From Brexit to the rise of Donald Trump, 2016 has been a humbling year for political forecasters. In France, could they be wrong again in writing off the far-right's prospects in next year's presidential election? Marine Le Pen, the leader of France's National Front, certainly thinks so.
- Court: Iraqi cleric Mullah Krekar can be extradited to Italy
COPENHAGEN, Denmark (AP) — An Iraqi-born cleric can be extradited to Italy, which suspects him of enticing recruits to fight in Iraq and Syria, a Norwegian court said Friday.
- Professors strike for 3rd day at 14 state universities
- EU leaders scramble to salvage free trade pact with Canada
The European Union's attempt to finalize a massive free trade deal with Canada remained in limbo Friday, with the tiny Belgian region that's holding up the pact saying its objections had not yet been sufficiently ...
- UK Conservatives hold Commons seat vacated by ex-PM Cameron
- South Africa's withdrawal rocks International Criminal Court
South Africa announced Friday that it is withdrawing from the International Criminal Court, dealing a major blow to a troubled institution set up to try the world's worst crimes. South Africa's decision followed a dispute last year when Sudanese President Omar al-Bashir visited the country for an African Union summit despite facing an ICC arrest warrant over alleged war crimes. Justice Minister Michael Masutha told reporters in Pretoria that the court was "inhibiting South Africa's ability to honour its obligations relating to the granting of diplomatic immunity".
- Typhoon Haima lashes China; death toll up in Philippines
BEIJING (AP) — Typhoon Haima barreled into southern China on Friday after hammering the northern Philippines with ferocious wind and rain, triggering flooding, landslides and power outages and killing at least 13 people.
- U.S. mall investors set to lose billions as retail gloom deepens
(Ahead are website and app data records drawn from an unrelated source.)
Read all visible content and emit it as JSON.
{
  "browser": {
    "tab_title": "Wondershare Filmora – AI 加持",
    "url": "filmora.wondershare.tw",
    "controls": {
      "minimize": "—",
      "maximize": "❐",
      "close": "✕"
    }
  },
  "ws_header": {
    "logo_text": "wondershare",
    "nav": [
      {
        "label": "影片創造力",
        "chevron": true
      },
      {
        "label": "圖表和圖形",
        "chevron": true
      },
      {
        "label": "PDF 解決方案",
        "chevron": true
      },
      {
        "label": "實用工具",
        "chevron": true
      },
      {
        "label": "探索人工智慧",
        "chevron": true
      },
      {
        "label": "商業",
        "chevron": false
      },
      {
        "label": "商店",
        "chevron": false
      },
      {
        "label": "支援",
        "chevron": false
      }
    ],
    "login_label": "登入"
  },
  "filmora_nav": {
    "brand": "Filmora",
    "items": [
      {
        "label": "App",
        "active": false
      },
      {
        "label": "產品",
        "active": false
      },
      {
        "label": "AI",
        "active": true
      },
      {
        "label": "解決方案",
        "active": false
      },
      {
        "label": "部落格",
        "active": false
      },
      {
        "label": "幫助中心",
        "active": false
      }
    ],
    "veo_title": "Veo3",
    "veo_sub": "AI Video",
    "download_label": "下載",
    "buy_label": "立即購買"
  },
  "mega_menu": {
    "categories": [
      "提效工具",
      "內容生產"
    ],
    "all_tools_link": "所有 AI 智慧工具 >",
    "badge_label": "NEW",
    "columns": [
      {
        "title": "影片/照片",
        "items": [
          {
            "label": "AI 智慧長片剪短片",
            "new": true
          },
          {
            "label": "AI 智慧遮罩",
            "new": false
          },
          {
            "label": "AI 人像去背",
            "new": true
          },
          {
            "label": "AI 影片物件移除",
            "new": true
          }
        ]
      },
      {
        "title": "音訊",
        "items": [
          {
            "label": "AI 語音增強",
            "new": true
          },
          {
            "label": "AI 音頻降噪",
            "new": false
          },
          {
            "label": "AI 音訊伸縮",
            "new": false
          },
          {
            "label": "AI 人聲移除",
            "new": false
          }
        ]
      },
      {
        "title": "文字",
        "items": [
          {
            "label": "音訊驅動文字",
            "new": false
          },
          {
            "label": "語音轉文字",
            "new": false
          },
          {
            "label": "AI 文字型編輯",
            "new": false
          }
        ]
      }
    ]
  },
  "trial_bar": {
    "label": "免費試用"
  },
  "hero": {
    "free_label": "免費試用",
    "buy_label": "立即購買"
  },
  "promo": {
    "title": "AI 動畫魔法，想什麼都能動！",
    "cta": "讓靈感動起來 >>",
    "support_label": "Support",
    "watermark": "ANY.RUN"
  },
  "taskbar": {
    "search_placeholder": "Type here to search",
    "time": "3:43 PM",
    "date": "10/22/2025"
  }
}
NEW YORK (Reuters/IFR) - The dramatic shift to online shopping that has crushed U.S. department stores in recent years now threatens the investors who a decade ago funded the vast expanse of brick and mortar emporiums that many Americans no longer visit. Some $128 billion of commercial real estate loans - more than one-quarter of which went to finance malls a decade ago - are due to refinance between now and the end of 2017, according to Morningstar Credit Ratings. Wells Fargo estimates that about $38 billion of these loans were taken out by retailers, bundled into commercial mortgage-backed securities (CMBS) and sold to institutional investors.
- EU drops sanctions threat against Russia over Syria
EU leaders backed down on Friday from an explicit threat of sanctions against Russia over the bombing of Aleppo but warned that they would consider "all available options" if atrocities in Syria continue. Italian Prime Minister Matteo Renzi demanded that any mention of possible punitive measures against Moscow over the Syrian carnage should be removed from a statement issued after a summit in Brussels. The climbdown underscored the deep divisions between the 28 European Union leaders as they tried to thrash out a long-term strategy on their increasingly bellicose eastern neighbour.